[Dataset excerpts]
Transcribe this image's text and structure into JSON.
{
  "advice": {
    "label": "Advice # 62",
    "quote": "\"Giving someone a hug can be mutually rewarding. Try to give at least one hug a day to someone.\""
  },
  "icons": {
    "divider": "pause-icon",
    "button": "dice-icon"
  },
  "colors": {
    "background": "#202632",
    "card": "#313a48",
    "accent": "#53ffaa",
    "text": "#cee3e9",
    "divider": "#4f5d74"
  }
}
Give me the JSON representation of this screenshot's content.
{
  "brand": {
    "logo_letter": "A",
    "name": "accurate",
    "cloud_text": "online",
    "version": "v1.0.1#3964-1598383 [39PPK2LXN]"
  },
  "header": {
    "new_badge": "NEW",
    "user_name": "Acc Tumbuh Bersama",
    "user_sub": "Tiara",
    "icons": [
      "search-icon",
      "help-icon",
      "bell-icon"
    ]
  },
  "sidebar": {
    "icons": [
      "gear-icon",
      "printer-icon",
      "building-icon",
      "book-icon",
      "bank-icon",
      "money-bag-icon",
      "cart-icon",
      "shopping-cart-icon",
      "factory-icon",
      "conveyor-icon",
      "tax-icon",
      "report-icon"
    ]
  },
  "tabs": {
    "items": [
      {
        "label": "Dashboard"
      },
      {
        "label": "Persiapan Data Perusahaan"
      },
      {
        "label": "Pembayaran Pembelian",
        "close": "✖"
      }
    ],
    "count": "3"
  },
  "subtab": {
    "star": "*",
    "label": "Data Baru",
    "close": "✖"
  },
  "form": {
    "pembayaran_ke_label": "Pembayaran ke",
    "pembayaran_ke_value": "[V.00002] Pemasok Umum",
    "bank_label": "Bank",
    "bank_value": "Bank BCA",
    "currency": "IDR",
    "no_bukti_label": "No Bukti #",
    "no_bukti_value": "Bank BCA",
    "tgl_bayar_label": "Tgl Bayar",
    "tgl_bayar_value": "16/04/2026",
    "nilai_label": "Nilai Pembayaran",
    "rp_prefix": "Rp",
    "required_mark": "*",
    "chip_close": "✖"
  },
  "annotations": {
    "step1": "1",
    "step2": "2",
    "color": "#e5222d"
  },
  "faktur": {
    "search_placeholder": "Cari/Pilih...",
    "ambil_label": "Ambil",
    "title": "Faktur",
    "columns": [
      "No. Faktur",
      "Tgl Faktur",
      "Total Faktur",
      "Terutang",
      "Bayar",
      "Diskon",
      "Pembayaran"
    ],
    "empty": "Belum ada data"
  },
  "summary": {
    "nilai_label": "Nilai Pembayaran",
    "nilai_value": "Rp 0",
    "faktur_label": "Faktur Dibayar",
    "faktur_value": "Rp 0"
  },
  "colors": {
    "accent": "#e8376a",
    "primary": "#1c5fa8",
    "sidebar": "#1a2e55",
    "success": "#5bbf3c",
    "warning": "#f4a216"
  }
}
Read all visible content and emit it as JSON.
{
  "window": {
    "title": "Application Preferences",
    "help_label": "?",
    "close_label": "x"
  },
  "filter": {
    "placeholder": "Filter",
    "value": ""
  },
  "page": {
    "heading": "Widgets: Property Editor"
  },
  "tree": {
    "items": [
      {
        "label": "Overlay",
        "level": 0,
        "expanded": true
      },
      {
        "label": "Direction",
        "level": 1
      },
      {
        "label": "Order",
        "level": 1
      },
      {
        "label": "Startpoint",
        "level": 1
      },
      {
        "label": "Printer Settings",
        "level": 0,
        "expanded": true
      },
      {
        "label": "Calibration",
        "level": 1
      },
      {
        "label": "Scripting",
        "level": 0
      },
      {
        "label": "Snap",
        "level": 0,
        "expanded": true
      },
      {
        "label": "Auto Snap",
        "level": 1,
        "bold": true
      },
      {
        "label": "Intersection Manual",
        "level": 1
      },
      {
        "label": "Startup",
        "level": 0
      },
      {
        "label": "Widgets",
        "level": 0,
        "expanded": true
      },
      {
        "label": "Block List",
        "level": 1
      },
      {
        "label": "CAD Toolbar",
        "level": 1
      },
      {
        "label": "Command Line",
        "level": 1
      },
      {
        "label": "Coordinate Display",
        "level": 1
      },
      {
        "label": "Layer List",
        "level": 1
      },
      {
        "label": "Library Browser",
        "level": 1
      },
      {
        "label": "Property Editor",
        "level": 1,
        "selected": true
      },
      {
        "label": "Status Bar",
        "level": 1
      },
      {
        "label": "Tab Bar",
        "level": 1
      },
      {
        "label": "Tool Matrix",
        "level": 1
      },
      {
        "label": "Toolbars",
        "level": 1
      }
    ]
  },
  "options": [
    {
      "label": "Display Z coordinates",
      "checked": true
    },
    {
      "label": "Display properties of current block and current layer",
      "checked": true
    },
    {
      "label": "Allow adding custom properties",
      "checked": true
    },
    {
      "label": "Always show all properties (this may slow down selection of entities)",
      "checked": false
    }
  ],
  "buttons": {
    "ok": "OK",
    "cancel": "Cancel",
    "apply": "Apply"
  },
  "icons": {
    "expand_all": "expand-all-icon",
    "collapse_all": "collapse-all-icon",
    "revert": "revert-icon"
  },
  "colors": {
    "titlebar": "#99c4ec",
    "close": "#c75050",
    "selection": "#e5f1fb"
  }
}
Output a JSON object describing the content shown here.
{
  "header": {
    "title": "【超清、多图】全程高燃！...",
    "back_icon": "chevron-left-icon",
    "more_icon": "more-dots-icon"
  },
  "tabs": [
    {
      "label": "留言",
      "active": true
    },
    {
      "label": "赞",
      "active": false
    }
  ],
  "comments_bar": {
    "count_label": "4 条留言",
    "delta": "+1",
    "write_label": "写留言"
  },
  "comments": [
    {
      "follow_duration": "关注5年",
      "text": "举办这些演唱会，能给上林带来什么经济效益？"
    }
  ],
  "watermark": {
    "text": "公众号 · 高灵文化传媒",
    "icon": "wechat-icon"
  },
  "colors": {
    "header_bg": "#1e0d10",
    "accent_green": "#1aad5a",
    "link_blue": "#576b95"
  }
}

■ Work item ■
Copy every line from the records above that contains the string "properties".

■ Task solution ■
      "label": "Display properties of current block and current layer",
      "label": "Allow adding custom properties",
      "label": "Always show all properties (this may slow down selection of entities)",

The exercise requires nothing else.